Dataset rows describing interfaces
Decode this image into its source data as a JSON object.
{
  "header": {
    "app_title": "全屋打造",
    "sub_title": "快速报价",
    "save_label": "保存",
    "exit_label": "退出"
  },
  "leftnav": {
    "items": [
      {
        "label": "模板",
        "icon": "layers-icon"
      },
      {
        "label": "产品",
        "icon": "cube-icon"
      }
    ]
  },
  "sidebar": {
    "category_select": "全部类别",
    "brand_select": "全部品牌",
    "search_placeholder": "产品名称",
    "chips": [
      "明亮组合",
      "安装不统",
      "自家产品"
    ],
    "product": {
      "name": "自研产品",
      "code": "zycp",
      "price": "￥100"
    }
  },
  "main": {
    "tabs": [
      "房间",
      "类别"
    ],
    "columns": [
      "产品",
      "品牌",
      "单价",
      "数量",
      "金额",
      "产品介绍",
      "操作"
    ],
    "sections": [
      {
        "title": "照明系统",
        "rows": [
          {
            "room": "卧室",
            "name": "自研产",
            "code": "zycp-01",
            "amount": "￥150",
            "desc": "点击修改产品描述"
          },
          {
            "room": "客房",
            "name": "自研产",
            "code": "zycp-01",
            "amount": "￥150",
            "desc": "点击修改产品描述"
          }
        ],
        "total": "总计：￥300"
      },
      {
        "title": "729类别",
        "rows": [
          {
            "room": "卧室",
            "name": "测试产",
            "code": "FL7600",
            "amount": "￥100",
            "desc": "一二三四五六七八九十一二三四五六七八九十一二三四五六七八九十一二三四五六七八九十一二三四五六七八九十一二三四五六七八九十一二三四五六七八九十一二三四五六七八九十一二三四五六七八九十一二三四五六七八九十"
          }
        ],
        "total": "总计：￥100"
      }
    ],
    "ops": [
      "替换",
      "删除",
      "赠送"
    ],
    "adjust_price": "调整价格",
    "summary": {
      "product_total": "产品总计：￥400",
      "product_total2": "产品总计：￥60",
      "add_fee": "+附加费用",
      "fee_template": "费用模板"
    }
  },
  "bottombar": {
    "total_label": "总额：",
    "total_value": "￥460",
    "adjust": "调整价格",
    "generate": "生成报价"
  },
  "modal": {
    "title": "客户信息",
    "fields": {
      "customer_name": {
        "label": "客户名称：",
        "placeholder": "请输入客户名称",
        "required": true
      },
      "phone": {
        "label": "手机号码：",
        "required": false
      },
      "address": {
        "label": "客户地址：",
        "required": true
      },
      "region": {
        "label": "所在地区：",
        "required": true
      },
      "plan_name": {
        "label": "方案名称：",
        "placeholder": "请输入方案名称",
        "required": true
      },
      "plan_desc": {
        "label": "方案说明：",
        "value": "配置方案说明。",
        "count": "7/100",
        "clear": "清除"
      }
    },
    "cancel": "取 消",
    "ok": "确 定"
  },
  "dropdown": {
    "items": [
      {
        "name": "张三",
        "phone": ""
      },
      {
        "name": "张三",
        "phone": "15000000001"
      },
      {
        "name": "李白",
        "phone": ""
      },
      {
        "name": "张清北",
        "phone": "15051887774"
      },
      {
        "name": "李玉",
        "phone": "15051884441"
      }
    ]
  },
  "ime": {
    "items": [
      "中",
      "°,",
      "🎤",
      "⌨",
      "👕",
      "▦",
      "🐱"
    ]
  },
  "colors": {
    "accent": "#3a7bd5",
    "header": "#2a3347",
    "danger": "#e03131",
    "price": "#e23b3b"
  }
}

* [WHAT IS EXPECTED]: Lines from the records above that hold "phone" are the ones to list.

* [SOLUTION TO THE EXERCISE]:
      "phone": {
        "phone": ""
        "phone": "15000000001"
        "phone": ""
        "phone": "15051887774"
        "phone": "15051884441"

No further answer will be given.